● Aim of the exercise
Provide the count of lines below where "checked" occurs, with no other output.

● Input data
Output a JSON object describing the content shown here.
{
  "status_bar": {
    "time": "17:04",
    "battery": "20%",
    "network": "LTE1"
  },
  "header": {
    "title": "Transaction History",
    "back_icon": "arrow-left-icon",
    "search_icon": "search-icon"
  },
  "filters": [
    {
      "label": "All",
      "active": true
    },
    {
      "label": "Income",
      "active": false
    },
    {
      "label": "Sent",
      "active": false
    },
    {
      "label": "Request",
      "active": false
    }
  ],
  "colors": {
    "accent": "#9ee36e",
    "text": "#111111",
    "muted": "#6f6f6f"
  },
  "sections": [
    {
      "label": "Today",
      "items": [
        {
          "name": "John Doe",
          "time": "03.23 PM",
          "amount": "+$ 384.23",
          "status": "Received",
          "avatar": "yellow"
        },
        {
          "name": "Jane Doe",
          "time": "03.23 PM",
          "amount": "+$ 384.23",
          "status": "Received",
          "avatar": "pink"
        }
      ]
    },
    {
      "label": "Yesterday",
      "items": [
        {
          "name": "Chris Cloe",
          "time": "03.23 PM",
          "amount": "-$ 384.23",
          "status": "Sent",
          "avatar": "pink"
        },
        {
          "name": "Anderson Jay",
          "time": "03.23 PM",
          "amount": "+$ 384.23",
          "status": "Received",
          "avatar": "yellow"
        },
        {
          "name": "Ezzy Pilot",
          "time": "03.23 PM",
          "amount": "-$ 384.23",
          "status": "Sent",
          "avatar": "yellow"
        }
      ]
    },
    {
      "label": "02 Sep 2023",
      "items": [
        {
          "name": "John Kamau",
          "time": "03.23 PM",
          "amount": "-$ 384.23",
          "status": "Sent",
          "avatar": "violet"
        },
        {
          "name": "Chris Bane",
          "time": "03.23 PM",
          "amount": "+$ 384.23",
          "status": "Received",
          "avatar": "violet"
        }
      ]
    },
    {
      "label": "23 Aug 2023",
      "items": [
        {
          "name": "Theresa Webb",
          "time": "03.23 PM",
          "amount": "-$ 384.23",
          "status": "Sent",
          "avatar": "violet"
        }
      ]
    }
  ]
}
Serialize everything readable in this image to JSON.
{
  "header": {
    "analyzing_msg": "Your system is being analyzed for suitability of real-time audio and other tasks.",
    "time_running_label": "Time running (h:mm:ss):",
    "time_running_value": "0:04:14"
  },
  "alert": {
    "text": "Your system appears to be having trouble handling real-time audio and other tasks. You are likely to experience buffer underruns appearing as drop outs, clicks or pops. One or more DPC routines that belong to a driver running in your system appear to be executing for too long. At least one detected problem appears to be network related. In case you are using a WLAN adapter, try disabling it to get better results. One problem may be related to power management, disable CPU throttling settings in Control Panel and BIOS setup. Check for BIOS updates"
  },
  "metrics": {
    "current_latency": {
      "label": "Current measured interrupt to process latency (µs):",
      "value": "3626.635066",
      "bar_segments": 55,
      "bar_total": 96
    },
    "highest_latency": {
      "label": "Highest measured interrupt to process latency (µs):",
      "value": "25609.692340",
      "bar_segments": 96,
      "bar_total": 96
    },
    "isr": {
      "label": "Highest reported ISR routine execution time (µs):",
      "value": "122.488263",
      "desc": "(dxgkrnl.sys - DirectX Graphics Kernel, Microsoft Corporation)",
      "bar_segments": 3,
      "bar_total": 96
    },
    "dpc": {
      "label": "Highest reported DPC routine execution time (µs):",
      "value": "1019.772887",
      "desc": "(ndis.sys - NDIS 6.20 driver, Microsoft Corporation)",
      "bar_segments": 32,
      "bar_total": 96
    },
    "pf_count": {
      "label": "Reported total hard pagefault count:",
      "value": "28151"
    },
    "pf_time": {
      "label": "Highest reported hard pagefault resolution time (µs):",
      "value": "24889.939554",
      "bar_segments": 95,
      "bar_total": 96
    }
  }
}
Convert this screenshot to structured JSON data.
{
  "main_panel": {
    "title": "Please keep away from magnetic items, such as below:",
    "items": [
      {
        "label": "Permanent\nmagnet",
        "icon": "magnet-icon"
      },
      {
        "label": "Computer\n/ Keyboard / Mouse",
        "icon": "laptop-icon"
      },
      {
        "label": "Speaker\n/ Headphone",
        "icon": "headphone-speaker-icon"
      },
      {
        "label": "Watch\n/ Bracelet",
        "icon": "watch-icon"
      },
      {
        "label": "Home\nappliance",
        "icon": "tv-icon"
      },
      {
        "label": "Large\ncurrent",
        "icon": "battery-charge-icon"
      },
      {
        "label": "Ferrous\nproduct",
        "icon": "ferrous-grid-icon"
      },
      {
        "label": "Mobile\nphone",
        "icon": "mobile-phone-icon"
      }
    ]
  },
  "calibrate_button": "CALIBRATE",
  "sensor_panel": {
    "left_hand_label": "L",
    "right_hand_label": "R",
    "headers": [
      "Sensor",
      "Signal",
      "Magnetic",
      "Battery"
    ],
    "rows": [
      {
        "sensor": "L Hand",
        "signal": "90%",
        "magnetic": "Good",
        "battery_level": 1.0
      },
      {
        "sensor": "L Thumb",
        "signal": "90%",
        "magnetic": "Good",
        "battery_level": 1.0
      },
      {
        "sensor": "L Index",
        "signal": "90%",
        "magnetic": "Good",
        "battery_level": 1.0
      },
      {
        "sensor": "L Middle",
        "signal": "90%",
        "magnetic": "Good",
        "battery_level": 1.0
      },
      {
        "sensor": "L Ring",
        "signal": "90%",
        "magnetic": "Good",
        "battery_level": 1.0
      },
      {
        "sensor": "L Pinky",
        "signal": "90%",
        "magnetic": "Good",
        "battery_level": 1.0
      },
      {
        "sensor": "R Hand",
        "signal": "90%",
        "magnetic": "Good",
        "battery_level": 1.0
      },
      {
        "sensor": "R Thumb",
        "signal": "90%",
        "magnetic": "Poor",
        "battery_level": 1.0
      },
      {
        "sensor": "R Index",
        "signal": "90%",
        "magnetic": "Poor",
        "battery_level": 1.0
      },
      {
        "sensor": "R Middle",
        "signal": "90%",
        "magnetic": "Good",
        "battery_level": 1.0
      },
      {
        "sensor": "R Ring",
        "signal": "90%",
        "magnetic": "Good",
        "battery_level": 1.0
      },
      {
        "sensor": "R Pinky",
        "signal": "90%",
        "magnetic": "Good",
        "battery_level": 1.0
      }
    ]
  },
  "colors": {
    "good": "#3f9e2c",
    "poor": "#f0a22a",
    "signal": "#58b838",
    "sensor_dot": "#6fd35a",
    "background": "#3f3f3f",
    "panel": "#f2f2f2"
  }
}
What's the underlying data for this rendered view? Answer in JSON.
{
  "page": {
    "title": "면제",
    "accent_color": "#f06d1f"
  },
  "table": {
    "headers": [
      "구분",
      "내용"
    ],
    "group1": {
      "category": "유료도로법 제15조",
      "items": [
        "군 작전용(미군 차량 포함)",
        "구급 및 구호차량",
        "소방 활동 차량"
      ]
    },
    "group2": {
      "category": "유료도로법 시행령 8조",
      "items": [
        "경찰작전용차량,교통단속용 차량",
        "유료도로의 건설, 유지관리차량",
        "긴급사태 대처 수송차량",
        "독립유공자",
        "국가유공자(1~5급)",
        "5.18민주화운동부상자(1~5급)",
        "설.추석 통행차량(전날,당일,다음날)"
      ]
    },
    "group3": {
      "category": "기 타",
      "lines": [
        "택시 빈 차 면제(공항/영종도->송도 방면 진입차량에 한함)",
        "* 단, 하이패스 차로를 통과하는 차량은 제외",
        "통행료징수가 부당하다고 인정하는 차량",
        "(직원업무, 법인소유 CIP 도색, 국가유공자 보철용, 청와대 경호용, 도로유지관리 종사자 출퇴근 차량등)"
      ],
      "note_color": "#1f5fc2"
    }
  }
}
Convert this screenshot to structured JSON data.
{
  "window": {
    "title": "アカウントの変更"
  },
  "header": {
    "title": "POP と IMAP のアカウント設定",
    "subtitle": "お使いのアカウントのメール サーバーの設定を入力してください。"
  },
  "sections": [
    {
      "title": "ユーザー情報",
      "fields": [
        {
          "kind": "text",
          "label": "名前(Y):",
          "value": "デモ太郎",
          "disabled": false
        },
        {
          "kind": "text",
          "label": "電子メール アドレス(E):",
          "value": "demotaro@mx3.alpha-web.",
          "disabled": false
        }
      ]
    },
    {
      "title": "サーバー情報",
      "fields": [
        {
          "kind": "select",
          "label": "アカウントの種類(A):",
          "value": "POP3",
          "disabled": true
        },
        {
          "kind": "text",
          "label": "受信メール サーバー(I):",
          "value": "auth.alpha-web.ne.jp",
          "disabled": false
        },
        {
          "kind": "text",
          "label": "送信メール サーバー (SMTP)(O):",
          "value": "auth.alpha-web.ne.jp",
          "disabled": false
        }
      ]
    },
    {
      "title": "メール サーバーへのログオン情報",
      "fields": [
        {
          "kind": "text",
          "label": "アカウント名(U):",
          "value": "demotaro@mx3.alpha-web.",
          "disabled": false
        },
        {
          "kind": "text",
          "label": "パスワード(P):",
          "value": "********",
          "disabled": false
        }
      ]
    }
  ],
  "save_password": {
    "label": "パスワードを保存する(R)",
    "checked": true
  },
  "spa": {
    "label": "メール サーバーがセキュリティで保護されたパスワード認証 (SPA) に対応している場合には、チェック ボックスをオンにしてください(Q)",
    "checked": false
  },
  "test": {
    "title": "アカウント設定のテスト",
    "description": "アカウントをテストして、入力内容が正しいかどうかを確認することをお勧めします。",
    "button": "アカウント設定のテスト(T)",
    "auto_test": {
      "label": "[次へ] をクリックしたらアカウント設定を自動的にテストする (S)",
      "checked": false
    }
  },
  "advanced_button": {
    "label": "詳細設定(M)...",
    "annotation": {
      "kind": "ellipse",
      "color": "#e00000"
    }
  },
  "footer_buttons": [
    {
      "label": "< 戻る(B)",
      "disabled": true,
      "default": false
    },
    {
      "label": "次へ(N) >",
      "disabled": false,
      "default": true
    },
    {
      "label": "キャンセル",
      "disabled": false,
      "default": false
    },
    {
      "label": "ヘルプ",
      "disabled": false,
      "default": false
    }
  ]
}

● Solution
3